- Prevent your dog from having access to the places you don't want dug up (fence off your favorite flowerbeds, for example).
Almost all normal puppies play bite. They do it to other puppies, to adult dogs who'll let them and to their owners. It's important to distinguish this constant biting from bona fide aggression, where a dog threatens and/or bites when being possessive of toys or food, or when uncomfortable about someone touching them or coming too close. Aggression is less common in young puppies than in adult dogs but is not unheard of.
Many times, the key to getting your dog to do what you want -- or stop doing what you don't want -- comes down to using the right technique. A basic knowledge of how behavior modification works can take you a long way in dealing with your dog.
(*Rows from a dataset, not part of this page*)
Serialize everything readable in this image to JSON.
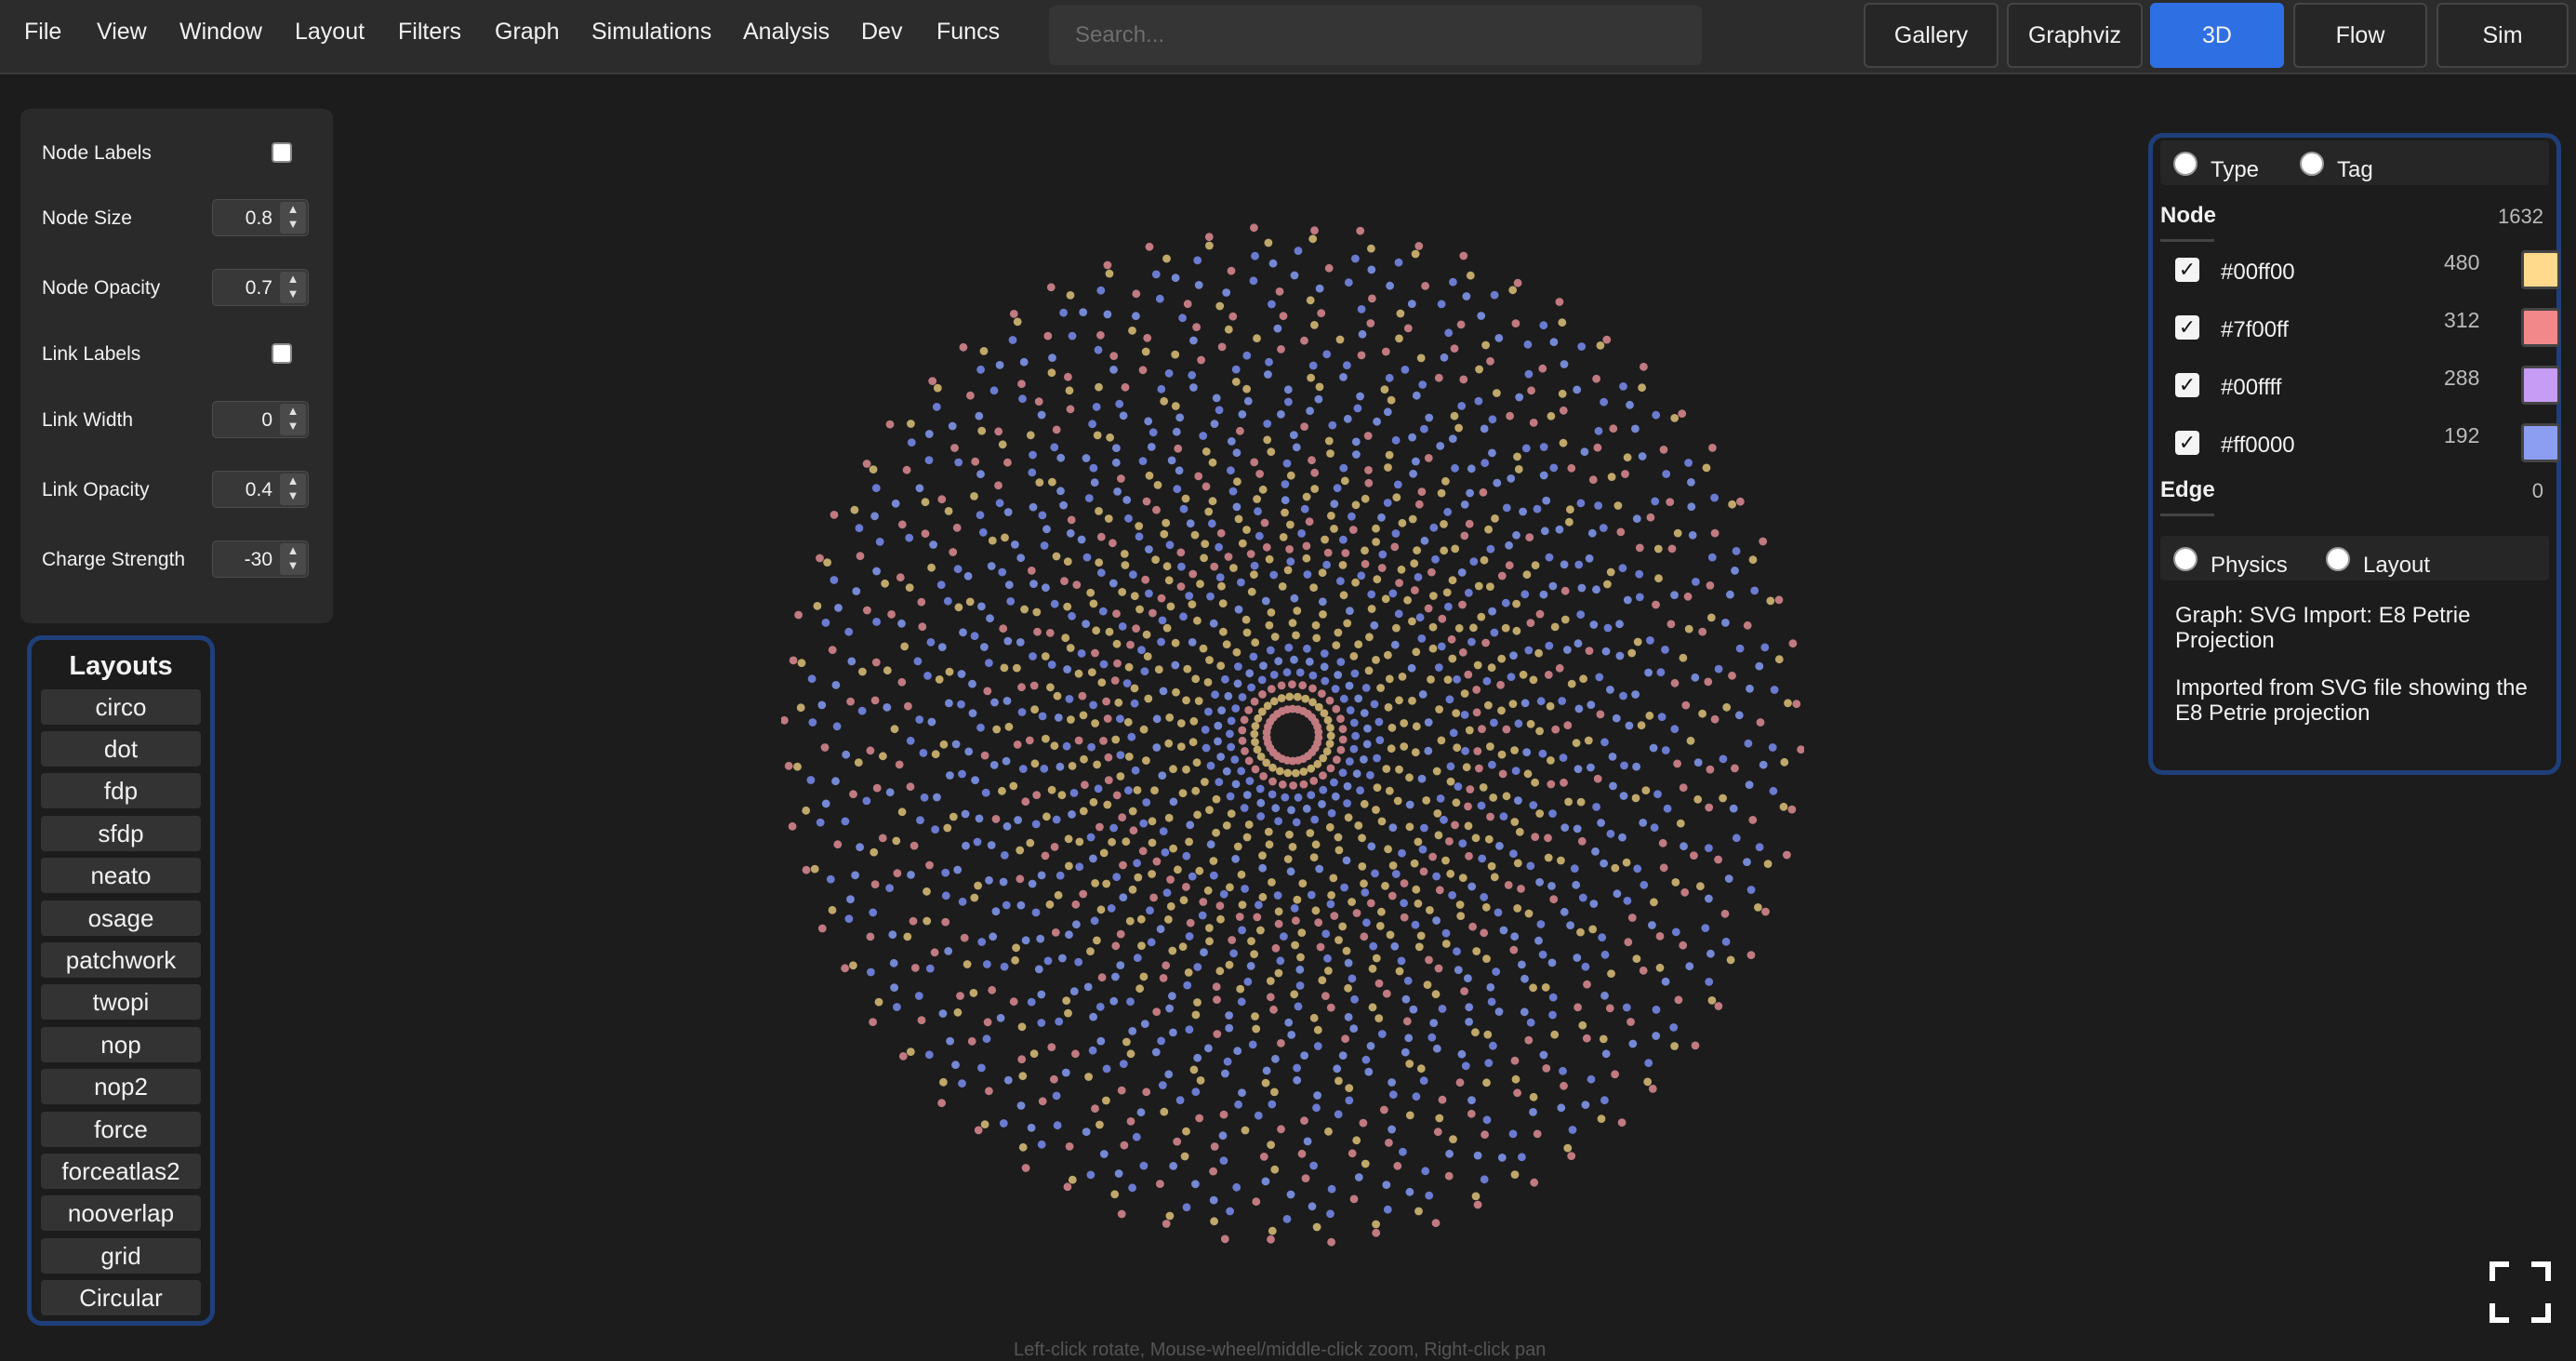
{
  "menu": [
    "File",
    "View",
    "Window",
    "Layout",
    "Filters",
    "Graph",
    "Simulations",
    "Analysis",
    "Dev",
    "Funcs"
  ],
  "search": {
    "placeholder": "Search..."
  },
  "nav": [
    "Gallery",
    "Graphviz",
    "3D",
    "Flow",
    "Sim"
  ],
  "nav_active": "3D",
  "settings": {
    "node_labels": "Node Labels",
    "node_size_label": "Node Size",
    "node_size": "0.8",
    "node_opacity_label": "Node Opacity",
    "node_opacity": "0.7",
    "link_labels": "Link Labels",
    "link_width_label": "Link Width",
    "link_width": "0",
    "link_opacity_label": "Link Opacity",
    "link_opacity": "0.4",
    "charge_label": "Charge Strength",
    "charge": "-30"
  },
  "layouts": {
    "title": "Layouts",
    "items": [
      "circo",
      "dot",
      "fdp",
      "sfdp",
      "neato",
      "osage",
      "patchwork",
      "twopi",
      "nop",
      "nop2",
      "force",
      "forceatlas2",
      "nooverlap",
      "grid",
      "Circular"
    ]
  },
  "panel": {
    "type_label": "Type",
    "tag_label": "Tag",
    "node_title": "Node",
    "node_count": "1632",
    "node_types": [
      {
        "name": "#00ff00",
        "count": "480",
        "color": "#ffd98c"
      },
      {
        "name": "#7f00ff",
        "count": "312",
        "color": "#f3888b"
      },
      {
        "name": "#00ffff",
        "count": "288",
        "color": "#c69cf4"
      },
      {
        "name": "#ff0000",
        "count": "192",
        "color": "#8c9ef2"
      }
    ],
    "edge_title": "Edge",
    "edge_count": "0",
    "physics_label": "Physics",
    "layout_label": "Layout",
    "graph_name": "Graph: SVG Import: E8 Petrie Projection",
    "graph_desc": "Imported from SVG file showing the E8 Petrie projection"
  },
  "hint": "Left-click rotate, Mouse-wheel/middle-click zoom, Right-click pan",
  "node_colors": [
    "#c0a86a",
    "#7488d4",
    "#c07a80",
    "#6a7bd0"
  ]
}
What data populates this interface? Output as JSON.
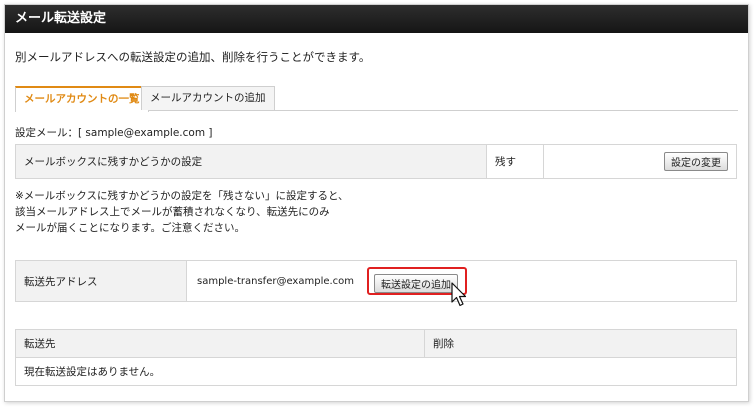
{
  "header": {
    "title": "メール転送設定"
  },
  "description": "別メールアドレスへの転送設定の追加、削除を行うことができます。",
  "tabs": [
    {
      "label": "メールアカウントの一覧",
      "active": true
    },
    {
      "label": "メールアカウントの追加",
      "active": false
    }
  ],
  "setting_mail": "設定メール：[ sample@example.com ]",
  "mailbox_setting": {
    "label": "メールボックスに残すかどうかの設定",
    "value": "残す",
    "button": "設定の変更"
  },
  "note_lines": [
    "※メールボックスに残すかどうかの設定を「残さない」に設定すると、",
    "該当メールアドレス上でメールが蓄積されなくなり、転送先にのみ",
    "メールが届くことになります。ご注意ください。"
  ],
  "forward_form": {
    "label": "転送先アドレス",
    "value": "sample-transfer@example.com",
    "button": "転送設定の追加"
  },
  "forward_table": {
    "columns": [
      "転送先",
      "削除"
    ],
    "empty_message": "現在転送設定はありません。"
  },
  "colors": {
    "accent": "#e08a14",
    "highlight": "#e02020",
    "titlebar": "#1e1e1e"
  }
}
Teaching your dog to happily spend time in a crate can get you some long-term benefits. A crate can be a part of house-training, chew-training, safe traveling, and medical recovery, to mention just a few. If you invest time in crate training at the beginning, your dog can end up with a safe, quiet, comfortable place to spend time when they need to be confined, or when they just want somewhere secure to hang out.
Information provided in these articles is intended to provide some guidance for you and your pet. Not all animals behave (or respond) in the same manner. Should you have questions or concerns about anything you see here, please consult your veterinarian. While we work with vets on a regular basis, we are not veterinarians. We feel the articles here provide useful but general guidelines and suggestions for working with your pet. Please note, some articles may be disturbing to young children. Please preview articles to make sure they are appropriate for your child.